>>
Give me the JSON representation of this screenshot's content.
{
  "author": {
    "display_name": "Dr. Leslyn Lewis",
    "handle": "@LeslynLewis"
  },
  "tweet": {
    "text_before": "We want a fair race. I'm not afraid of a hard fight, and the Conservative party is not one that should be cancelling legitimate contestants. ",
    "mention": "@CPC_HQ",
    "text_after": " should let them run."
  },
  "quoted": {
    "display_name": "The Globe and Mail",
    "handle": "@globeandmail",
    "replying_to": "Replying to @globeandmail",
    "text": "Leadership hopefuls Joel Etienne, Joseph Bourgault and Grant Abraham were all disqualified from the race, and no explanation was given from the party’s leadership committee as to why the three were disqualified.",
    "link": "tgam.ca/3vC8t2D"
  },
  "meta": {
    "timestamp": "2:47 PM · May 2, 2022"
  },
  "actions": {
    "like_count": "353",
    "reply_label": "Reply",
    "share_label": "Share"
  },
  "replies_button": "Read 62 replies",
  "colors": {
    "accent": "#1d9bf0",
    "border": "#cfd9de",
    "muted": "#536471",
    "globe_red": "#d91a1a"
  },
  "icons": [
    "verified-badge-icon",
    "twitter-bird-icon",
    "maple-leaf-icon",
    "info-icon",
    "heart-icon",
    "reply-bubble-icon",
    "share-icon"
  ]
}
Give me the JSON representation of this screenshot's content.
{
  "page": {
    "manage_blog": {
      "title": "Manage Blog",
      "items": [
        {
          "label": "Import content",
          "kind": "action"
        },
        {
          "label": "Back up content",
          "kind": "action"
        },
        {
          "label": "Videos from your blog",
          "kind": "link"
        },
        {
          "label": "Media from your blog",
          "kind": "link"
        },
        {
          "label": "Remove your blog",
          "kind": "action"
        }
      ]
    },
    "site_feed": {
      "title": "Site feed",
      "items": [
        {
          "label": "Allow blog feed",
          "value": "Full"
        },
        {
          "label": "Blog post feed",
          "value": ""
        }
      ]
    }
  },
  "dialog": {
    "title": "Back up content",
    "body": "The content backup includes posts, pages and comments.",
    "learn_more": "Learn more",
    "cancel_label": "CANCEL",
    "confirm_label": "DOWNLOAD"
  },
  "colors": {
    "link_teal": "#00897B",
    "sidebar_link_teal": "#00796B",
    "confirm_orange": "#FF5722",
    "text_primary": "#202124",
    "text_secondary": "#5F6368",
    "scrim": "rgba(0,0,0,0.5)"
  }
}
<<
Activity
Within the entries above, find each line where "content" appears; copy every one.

The answer
Give me the JSON representation of this screenshot's content.
Give me the JSON representation of this screenshot's content.
          "label": "Import content",
          "label": "Back up content",
    "title": "Back up content",
    "body": "The content backup includes posts, pages and comments.",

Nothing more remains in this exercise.